It would be wishful thinking to believe that this renaming frenzy would stop anytime soon. In fact, we are probably just at the beginning of this Orwellian renaming orgy. I note that in Toronto the head of Henry Dundas is now on the chopping block for supporting a gradual end to slavery. Dundas had the misfortune to be alive during the 99% of human history when slavery was practiced. (Nigel Biggar discusses this brilliantly in Colonialism: A Moral Reckoning.)
There are many other errors committed by yesterday’s leaders for which they can be posthumously punished. It only takes a little imagination to find reasons to rename almost anything that now bears their names. Come to think of it, Jesus, Moses and Mohammed all – just like Dundas – lived in a time when slavery was practiced, and were complicit at least to some extent in its practice. Should anything with their name on it be cancelled? Every indigenous leader of the past lived with slavery, and many actively engaged in the practice. Should they be cancelled? And on that topic, many of those same indigenous leaders, like Joseph Brant and Chief Louis Clexlixquen advocated for, and built residential schools. Should they be cancelled too?
And once we do all that cancelling, and we realize that the new historical figures on the street signs also had imperfections, do we then start all over and cancel them too?
Or, should we all take a deep breath and exercise a little common sense?

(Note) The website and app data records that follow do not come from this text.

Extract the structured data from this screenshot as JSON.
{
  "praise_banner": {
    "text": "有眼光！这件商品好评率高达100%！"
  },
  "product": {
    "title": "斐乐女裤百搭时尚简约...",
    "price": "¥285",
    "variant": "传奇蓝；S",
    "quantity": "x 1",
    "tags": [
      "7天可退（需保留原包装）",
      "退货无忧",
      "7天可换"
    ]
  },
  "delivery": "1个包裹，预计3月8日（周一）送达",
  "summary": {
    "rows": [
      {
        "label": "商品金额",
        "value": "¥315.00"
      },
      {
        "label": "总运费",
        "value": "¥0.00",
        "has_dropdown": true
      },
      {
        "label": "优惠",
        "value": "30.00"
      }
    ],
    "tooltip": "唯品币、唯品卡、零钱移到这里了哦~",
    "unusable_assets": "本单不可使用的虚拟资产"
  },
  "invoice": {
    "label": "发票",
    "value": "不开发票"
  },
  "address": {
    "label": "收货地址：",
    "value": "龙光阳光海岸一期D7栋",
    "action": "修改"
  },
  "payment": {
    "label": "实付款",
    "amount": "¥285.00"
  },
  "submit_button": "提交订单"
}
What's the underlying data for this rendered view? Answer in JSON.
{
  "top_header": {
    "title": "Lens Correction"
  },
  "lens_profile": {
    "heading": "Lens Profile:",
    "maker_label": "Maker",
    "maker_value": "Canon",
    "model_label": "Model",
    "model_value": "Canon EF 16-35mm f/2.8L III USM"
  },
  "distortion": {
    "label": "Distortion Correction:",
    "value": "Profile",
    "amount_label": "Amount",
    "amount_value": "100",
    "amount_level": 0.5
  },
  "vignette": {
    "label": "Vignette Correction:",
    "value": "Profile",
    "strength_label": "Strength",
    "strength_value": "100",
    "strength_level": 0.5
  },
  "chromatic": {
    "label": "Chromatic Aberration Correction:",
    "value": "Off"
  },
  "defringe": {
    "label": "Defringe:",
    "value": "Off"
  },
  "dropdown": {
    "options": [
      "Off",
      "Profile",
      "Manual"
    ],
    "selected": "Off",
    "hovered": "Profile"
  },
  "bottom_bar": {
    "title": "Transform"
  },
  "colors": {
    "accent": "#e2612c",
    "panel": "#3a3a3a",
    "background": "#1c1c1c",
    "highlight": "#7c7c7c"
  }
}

Renaming Dundas Street will cost Toronto taxpayers $8.6 million and three ex-mayors have now come out against this decision. Which brings us back to the imminent cancellation of Bishop Grandin Boulevard in Winnipeg. Frontier reached out several times to the council for information on the timing of the cancelation and got no response. Undoubtedly perhaps the city machine has decided that during election time (Manitoba’s election is October 3) its best to leave this hot potato alone.
How many votes would go to the Tories if they announced the decision will be reviewed if they return to power?
Brian Giesbrecht, retired judge, is a Senior Fellow at the Frontier Centre for Public Policy